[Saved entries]
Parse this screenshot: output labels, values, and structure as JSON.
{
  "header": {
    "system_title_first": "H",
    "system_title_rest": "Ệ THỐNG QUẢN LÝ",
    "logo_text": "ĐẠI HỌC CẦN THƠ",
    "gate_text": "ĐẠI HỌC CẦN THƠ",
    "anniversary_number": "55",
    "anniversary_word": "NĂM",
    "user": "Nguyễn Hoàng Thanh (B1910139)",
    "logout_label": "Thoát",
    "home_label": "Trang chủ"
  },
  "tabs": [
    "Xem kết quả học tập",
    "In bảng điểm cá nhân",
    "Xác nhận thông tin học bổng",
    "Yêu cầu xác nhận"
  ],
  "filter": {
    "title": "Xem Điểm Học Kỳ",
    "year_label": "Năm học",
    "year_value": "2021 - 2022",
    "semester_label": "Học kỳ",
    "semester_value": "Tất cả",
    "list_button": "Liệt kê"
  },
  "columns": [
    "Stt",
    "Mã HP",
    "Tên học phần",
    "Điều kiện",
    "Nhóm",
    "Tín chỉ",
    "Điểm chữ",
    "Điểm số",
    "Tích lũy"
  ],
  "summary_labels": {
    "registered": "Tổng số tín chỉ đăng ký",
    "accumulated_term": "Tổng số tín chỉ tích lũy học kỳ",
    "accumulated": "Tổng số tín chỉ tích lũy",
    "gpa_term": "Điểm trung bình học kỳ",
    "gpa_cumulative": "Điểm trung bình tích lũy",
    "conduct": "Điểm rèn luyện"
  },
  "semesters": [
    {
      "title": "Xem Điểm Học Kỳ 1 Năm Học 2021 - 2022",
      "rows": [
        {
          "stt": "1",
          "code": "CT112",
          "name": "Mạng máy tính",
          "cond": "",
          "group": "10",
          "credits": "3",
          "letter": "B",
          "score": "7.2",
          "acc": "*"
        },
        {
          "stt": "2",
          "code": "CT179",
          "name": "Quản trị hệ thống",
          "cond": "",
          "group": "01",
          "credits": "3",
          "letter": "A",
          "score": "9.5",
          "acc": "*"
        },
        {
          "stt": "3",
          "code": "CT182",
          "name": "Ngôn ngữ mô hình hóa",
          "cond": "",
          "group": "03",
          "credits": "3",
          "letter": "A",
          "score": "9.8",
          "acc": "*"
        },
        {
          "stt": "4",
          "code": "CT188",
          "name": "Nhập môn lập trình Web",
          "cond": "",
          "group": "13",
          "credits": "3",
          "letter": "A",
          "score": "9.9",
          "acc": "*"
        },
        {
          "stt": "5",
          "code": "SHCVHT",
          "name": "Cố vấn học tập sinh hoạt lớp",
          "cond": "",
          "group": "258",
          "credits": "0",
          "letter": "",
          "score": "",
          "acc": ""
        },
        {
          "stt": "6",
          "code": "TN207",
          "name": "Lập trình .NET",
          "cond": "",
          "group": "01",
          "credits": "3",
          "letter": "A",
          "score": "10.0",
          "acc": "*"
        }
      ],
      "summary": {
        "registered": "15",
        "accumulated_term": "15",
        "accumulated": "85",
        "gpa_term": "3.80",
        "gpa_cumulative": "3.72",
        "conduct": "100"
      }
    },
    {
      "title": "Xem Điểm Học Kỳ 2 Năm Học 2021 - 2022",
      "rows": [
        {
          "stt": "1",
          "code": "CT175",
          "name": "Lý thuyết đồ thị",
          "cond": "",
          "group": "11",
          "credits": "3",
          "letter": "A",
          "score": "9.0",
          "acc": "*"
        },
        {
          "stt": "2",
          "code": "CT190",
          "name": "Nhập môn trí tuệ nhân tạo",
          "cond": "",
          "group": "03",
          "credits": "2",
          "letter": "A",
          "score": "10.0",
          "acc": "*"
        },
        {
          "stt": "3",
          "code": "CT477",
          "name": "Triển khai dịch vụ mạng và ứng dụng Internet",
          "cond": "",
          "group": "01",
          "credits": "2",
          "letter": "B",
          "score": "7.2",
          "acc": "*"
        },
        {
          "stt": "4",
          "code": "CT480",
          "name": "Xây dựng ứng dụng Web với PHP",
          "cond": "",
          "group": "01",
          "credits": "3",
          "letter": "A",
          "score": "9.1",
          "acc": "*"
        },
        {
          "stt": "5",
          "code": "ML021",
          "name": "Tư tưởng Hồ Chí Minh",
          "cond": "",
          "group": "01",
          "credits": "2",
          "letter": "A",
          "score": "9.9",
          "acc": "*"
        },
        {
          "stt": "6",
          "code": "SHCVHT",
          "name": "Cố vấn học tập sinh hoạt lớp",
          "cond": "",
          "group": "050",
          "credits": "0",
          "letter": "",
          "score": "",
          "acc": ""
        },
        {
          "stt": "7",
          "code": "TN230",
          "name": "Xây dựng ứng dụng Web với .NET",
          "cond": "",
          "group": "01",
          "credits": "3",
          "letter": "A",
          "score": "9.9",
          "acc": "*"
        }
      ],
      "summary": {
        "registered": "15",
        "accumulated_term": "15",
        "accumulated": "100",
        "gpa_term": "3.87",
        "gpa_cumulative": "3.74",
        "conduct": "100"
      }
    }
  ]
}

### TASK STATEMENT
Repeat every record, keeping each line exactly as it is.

### WRITTEN RESPONSE
Parse this screenshot: output labels, values, and structure as JSON.
{
  "header": {
    "system_title_first": "H",
    "system_title_rest": "Ệ THỐNG QUẢN LÝ",
    "logo_text": "ĐẠI HỌC CẦN THƠ",
    "gate_text": "ĐẠI HỌC CẦN THƠ",
    "anniversary_number": "55",
    "anniversary_word": "NĂM",
    "user": "Nguyễn Hoàng Thanh (B1910139)",
    "logout_label": "Thoát",
    "home_label": "Trang chủ"
  },
  "tabs": [
    "Xem kết quả học tập",
    "In bảng điểm cá nhân",
    "Xác nhận thông tin học bổng",
    "Yêu cầu xác nhận"
  ],
  "filter": {
    "title": "Xem Điểm Học Kỳ",
    "year_label": "Năm học",
    "year_value": "2021 - 2022",
    "semester_label": "Học kỳ",
    "semester_value": "Tất cả",
    "list_button": "Liệt kê"
  },
  "columns": [
    "Stt",
    "Mã HP",
    "Tên học phần",
    "Điều kiện",
    "Nhóm",
    "Tín chỉ",
    "Điểm chữ",
    "Điểm số",
    "Tích lũy"
  ],
  "summary_labels": {
    "registered": "Tổng số tín chỉ đăng ký",
    "accumulated_term": "Tổng số tín chỉ tích lũy học kỳ",
    "accumulated": "Tổng số tín chỉ tích lũy",
    "gpa_term": "Điểm trung bình học kỳ",
    "gpa_cumulative": "Điểm trung bình tích lũy",
    "conduct": "Điểm rèn luyện"
  },
  "semesters": [
    {
      "title": "Xem Điểm Học Kỳ 1 Năm Học 2021 - 2022",
      "rows": [
        {
          "stt": "1",
          "code": "CT112",
          "name": "Mạng máy tính",
          "cond": "",
          "group": "10",
          "credits": "3",
          "letter": "B",
          "score": "7.2",
          "acc": "*"
        },
        {
          "stt": "2",
          "code": "CT179",
          "name": "Quản trị hệ thống",
          "cond": "",
          "group": "01",
          "credits": "3",
          "letter": "A",
          "score": "9.5",
          "acc": "*"
        },
        {
          "stt": "3",
          "code": "CT182",
          "name": "Ngôn ngữ mô hình hóa",
          "cond": "",
          "group": "03",
          "credits": "3",
          "letter": "A",
          "score": "9.8",
          "acc": "*"
        },
        {
          "stt": "4",
          "code": "CT188",
          "name": "Nhập môn lập trình Web",
          "cond": "",
          "group": "13",
          "credits": "3",
          "letter": "A",
          "score": "9.9",
          "acc": "*"
        },
        {
          "stt": "5",
          "code": "SHCVHT",
          "name": "Cố vấn học tập sinh hoạt lớp",
          "cond": "",
          "group": "258",
          "credits": "0",
          "letter": "",
          "score": "",
          "acc": ""
        },
        {
          "stt": "6",
          "code": "TN207",
          "name": "Lập trình .NET",
          "cond": "",
          "group": "01",
          "credits": "3",
          "letter": "A",
          "score": "10.0",
          "acc": "*"
        }
      ],
      "summary": {
        "registered": "15",
        "accumulated_term": "15",
        "accumulated": "85",
        "gpa_term": "3.80",
        "gpa_cumulative": "3.72",
        "conduct": "100"
      }
    },
    {
      "title": "Xem Điểm Học Kỳ 2 Năm Học 2021 - 2022",
      "rows": [
        {
          "stt": "1",
          "code": "CT175",
          "name": "Lý thuyết đồ thị",
          "cond": "",
          "group": "11",
          "credits": "3",
          "letter": "A",
          "score": "9.0",
          "acc": "*"
        },
        {
          "stt": "2",
          "code": "CT190",
          "name": "Nhập môn trí tuệ nhân tạo",
          "cond": "",
          "group": "03",
          "credits": "2",
          "letter": "A",
          "score": "10.0",
          "acc": "*"
        },
        {
          "stt": "3",
          "code": "CT477",
          "name": "Triển khai dịch vụ mạng và ứng dụng Internet",
          "cond": "",
          "group": "01",
          "credits": "2",
          "letter": "B",
          "score": "7.2",
          "acc": "*"
        },
        {
          "stt": "4",
          "code": "CT480",
          "name": "Xây dựng ứng dụng Web với PHP",
          "cond": "",
          "group": "01",
          "credits": "3",
          "letter": "A",
          "score": "9.1",
          "acc": "*"
        },
        {
          "stt": "5",
          "code": "ML021",
          "name": "Tư tưởng Hồ Chí Minh",
          "cond": "",
          "group": "01",
          "credits": "2",
          "letter": "A",
          "score": "9.9",
          "acc": "*"
        },
        {
          "stt": "6",
          "code": "SHCVHT",
          "name": "Cố vấn học tập sinh hoạt lớp",
          "cond": "",
          "group": "050",
          "credits": "0",
          "letter": "",
          "score": "",
          "acc": ""
        },
        {
          "stt": "7",
          "code": "TN230",
          "name": "Xây dựng ứng dụng Web với .NET",
          "cond": "",
          "group": "01",
          "credits": "3",
          "letter": "A",
          "score": "9.9",
          "acc": "*"
        }
      ],
      "summary": {
        "registered": "15",
        "accumulated_term": "15",
        "accumulated": "100",
        "gpa_term": "3.87",
        "gpa_cumulative": "3.74",
        "conduct": "100"
      }
    }
  ]
}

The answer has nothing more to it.